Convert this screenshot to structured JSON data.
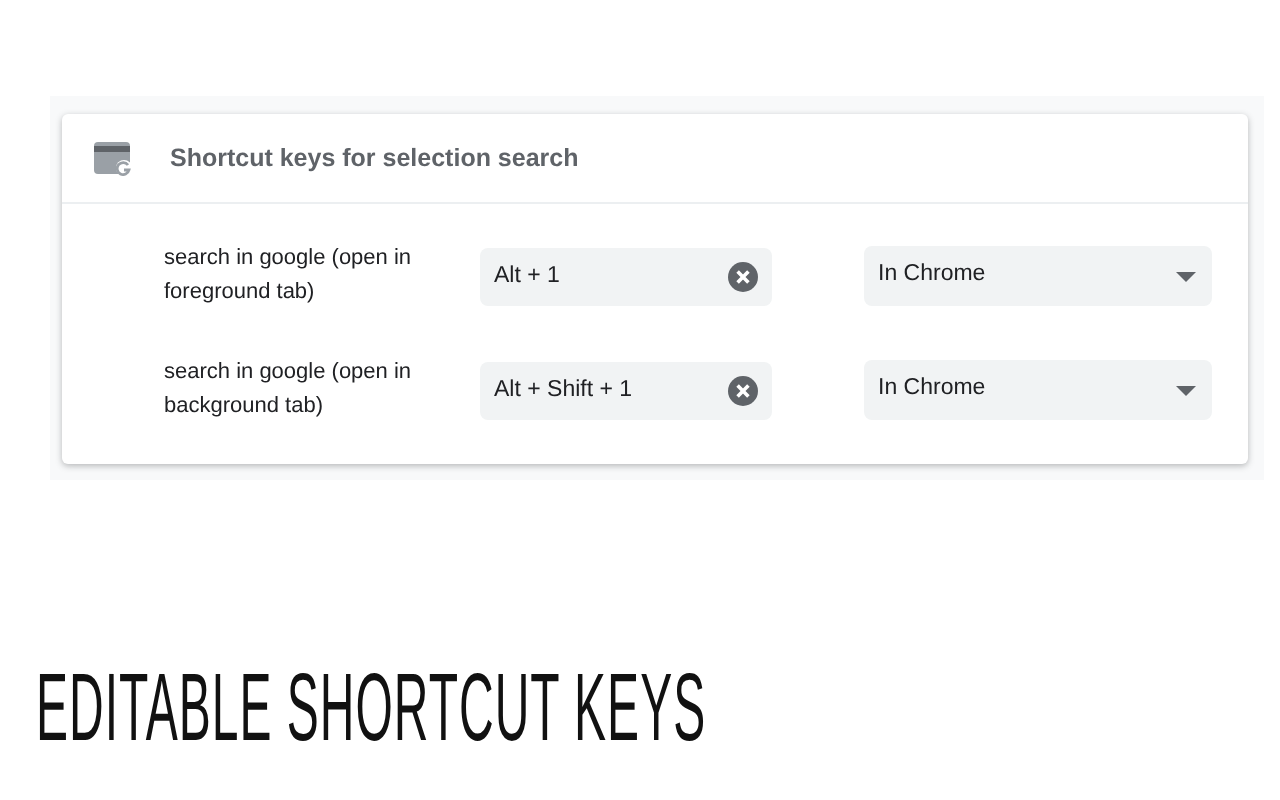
{
  "card": {
    "title": "Shortcut keys for selection search",
    "shortcuts": [
      {
        "label": "search in google (open in foreground tab)",
        "keys": "Alt + 1",
        "scope": "In Chrome"
      },
      {
        "label": "search in google (open in background tab)",
        "keys": "Alt + Shift + 1",
        "scope": "In Chrome"
      }
    ]
  },
  "caption": "EDITABLE SHORTCUT KEYS"
}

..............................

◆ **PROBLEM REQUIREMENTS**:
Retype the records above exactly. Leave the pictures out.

◆ **ANSWER FOR THE TASK**:
Convert this screenshot to structured JSON data.
{
  "card": {
    "title": "Shortcut keys for selection search",
    "shortcuts": [
      {
        "label": "search in google (open in foreground tab)",
        "keys": "Alt + 1",
        "scope": "In Chrome"
      },
      {
        "label": "search in google (open in background tab)",
        "keys": "Alt + Shift + 1",
        "scope": "In Chrome"
      }
    ]
  },
  "caption": "EDITABLE SHORTCUT KEYS"
}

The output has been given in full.